Paul Theroux: The Deep South is full of unsung heroes. Idealistic and hardworking people who have striven to make a difference. I met them everywhere I went and I hate to single out just one, but since you asked I would mention an older gentleman, the Reverend Eugene Lyles, who in the 1960s in Greensboro, Alabama, struggled to get a bank loan to build a modest building to house his barber shop and his soul food restaurant, both of which have been successful and welcoming. He also preaches in a local church. And he was instrumental in arranging for Martin Luther King Jr. to speak in the town—a dangerous activity in those years. I should also add that he was hospitable and candid to me, an unimpressive stranger with lots of questions.

Chapter 16: Much like your fiction, your travel writing is punctuated by dialogue that reveals a depth of character and culture. How do you manage to capture long, engaging exchanges while simultaneously taking part in them (in one case, while shooting a rifle)?

Theroux: This challenge lies at the heart of the travel narrative and depends on memory. It is a skill I have worked at for forty years. I do not use a tape recorder, but at the end of the day I rack my brain to reproduce the dialogue I heard all day and do not go to bed until I have set it down in my notebook as accurately as I can.

Chapter 16: You embarked on your Southern journey during the 2012 presidential race. Given the insights you gleaned from that trip, what do think of the current presidential race as it’s playing out in the South?

Theroux: At the moment the presidential race for 2016 is a set of sideshows, many of them played as farce, almost in defiance of serious politics and probably to mock the process.
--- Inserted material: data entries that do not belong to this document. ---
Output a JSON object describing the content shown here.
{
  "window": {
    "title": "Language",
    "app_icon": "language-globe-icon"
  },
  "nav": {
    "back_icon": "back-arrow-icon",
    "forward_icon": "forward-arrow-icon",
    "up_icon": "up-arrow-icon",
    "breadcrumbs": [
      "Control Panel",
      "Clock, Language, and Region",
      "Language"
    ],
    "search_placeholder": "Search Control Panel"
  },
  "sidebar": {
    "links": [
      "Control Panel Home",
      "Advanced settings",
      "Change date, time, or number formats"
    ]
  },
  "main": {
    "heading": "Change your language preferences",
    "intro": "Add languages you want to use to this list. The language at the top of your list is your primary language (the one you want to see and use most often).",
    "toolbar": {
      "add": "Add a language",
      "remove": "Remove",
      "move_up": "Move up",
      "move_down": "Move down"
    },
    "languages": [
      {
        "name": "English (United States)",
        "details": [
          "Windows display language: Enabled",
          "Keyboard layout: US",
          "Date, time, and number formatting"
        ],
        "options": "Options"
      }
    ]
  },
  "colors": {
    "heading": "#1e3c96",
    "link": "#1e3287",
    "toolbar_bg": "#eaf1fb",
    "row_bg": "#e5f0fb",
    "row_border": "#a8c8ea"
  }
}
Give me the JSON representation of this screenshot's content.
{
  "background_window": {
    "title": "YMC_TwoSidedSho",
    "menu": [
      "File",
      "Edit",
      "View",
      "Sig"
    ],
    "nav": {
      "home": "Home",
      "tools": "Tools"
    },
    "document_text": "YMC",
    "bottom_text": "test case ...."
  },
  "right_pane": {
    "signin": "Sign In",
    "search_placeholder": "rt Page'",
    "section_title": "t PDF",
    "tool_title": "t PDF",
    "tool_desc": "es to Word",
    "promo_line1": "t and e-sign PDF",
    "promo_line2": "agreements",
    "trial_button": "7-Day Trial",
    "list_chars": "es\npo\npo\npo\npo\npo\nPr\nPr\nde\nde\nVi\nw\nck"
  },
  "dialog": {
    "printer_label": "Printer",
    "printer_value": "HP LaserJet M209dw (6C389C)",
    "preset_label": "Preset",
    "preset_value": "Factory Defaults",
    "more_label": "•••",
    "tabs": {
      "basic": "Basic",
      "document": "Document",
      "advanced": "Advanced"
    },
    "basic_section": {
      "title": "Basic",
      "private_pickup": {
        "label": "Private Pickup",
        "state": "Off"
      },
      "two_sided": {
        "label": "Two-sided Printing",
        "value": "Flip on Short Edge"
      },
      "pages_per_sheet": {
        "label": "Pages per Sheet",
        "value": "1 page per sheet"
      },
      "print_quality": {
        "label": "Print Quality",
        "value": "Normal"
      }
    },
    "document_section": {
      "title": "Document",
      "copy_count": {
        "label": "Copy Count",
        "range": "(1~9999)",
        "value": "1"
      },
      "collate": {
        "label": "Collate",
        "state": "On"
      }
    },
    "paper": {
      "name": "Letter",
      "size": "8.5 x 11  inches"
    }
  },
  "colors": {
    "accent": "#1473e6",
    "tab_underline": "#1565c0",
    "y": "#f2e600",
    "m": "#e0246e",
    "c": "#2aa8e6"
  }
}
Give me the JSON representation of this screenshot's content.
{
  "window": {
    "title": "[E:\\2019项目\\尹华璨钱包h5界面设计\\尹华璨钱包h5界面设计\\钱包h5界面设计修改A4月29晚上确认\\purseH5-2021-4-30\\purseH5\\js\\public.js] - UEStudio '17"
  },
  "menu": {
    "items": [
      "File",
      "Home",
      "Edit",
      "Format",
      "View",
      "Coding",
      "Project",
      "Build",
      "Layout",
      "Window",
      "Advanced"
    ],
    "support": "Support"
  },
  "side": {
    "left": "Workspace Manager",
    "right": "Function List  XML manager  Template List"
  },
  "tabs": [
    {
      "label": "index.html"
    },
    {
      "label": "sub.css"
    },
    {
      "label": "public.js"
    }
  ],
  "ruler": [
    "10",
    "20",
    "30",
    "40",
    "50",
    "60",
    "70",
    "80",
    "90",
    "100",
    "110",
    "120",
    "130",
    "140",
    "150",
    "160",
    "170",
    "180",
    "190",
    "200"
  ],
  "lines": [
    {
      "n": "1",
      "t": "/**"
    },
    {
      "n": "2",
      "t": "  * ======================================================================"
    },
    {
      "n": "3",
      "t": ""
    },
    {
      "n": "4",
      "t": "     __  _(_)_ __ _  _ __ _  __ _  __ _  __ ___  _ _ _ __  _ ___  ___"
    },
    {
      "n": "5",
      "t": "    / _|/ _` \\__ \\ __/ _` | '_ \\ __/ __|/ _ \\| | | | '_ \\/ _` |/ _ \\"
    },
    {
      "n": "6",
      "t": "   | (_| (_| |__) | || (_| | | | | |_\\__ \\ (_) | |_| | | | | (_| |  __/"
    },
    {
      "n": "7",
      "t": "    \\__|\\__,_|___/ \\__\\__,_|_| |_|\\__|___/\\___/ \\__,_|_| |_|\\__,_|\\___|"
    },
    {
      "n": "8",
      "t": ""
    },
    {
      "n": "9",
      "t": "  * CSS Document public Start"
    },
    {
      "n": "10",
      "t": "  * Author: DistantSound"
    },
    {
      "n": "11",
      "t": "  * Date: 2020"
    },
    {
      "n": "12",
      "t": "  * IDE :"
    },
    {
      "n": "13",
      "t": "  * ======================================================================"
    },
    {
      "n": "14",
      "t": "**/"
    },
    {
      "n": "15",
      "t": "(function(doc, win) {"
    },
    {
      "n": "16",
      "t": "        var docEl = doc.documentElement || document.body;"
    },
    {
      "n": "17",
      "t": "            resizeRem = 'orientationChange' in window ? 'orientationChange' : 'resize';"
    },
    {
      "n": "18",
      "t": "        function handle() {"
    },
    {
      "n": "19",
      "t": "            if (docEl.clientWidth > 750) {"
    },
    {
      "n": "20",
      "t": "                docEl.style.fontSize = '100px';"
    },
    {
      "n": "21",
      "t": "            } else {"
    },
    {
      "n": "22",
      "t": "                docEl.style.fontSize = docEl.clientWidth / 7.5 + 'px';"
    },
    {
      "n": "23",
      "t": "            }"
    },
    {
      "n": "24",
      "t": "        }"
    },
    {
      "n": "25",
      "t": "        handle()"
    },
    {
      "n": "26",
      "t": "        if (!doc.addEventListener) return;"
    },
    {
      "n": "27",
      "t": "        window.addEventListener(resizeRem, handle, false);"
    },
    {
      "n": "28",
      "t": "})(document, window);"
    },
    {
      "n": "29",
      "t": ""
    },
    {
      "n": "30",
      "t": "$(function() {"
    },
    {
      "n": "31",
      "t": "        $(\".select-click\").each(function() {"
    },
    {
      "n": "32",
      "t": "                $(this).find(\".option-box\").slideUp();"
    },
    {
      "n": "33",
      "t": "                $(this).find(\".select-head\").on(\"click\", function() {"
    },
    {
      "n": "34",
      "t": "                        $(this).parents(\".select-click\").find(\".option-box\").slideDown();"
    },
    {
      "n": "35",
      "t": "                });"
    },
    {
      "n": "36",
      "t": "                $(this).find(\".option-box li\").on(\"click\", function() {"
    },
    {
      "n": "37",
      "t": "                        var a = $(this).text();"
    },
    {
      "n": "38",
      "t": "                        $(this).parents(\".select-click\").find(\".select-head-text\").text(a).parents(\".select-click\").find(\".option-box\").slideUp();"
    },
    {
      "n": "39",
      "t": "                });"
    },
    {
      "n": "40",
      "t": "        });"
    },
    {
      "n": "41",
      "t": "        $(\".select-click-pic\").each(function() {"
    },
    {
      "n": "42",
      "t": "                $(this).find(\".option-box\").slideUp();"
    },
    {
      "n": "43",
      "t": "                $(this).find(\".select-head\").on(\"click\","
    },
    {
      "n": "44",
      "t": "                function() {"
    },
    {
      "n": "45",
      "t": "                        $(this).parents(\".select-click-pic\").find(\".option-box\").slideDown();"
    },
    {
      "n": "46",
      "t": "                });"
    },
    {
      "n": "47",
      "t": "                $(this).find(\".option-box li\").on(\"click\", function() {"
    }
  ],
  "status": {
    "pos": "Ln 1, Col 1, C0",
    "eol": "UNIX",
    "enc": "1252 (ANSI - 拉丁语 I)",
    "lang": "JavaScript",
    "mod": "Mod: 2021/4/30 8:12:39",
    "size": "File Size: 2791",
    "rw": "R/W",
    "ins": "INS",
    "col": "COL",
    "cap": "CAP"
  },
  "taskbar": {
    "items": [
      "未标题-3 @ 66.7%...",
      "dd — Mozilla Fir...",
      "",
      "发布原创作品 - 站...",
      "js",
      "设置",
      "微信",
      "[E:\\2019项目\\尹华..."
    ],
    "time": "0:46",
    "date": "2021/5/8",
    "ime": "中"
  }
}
At some point, probably next year, the real contenders will emerge. I don’t think we have seen them yet.

Chapter 16: Among Deep South’s rich descriptions of place and people are a few more philosophic meditations, such as your discussion of the history and use of the n-word. How have early readers responded to that essay?

Theroux: No fuss yet that I have heard. May I also say that the expression “the n-word” sounds to me like baby talk. I call it “the taboo word” because of course it is used freely by African Americans and represents a taboo to whites. I used this word, quoting a man in Monroeville in a piece I wrote for Smithsonian, and as it was a neutral—not hostile—usage, no one became apoplectic.

Chapter 16: At a Mississippi gun show you attended, people saw assault weapons as a solution to—rather than potential precursor of—mass shootings in America. What do you think of recent shootings in light of your experience there?

Theroux: I don’t think gun owners in Mississippi or elsewhere think of assault weapons as a solution to violence. The ones I met felt that gun regulation was yet another manifestation of the federal government trying to run their lives. The recent shootings have been lamentable, but each has had a different aspect. Strict background checks might have prevented some of them.

Chapter 16: You were guest editor of The Best American Travel Writing 2014. What impression of the state of the genre—or of travel itself—did that experience leave you with?

Theroux: A very good question, and a timely one. Travel is no longer about a vacation, or a wine trip down the Rhine, or Mr. and Mrs. Traveler reporting on their high-priced safari. Travel writing now penetrates deeper into countries near and far, involves different risks and challenges (refugees, poverty, civil war, crisis) and is less narcissistic and sybaritic—no longer the elephant ride or the spa experience.

Chapter 16: What was your most memorable meal in the South?

Theroux: Sunday lunch, after church, to which I was invited on the spur of the moment by Mr. and Mrs. H.B. Williams in Monroeville, Alabama—me, a perfect stranger from the distant North, to share chicken, mac and cheese, sweet potatoes, and pie. I recall the peacefulness of it, the good humor, the great food, the hospitality. It seemed to characterize all the hospitality and candor I met in the South.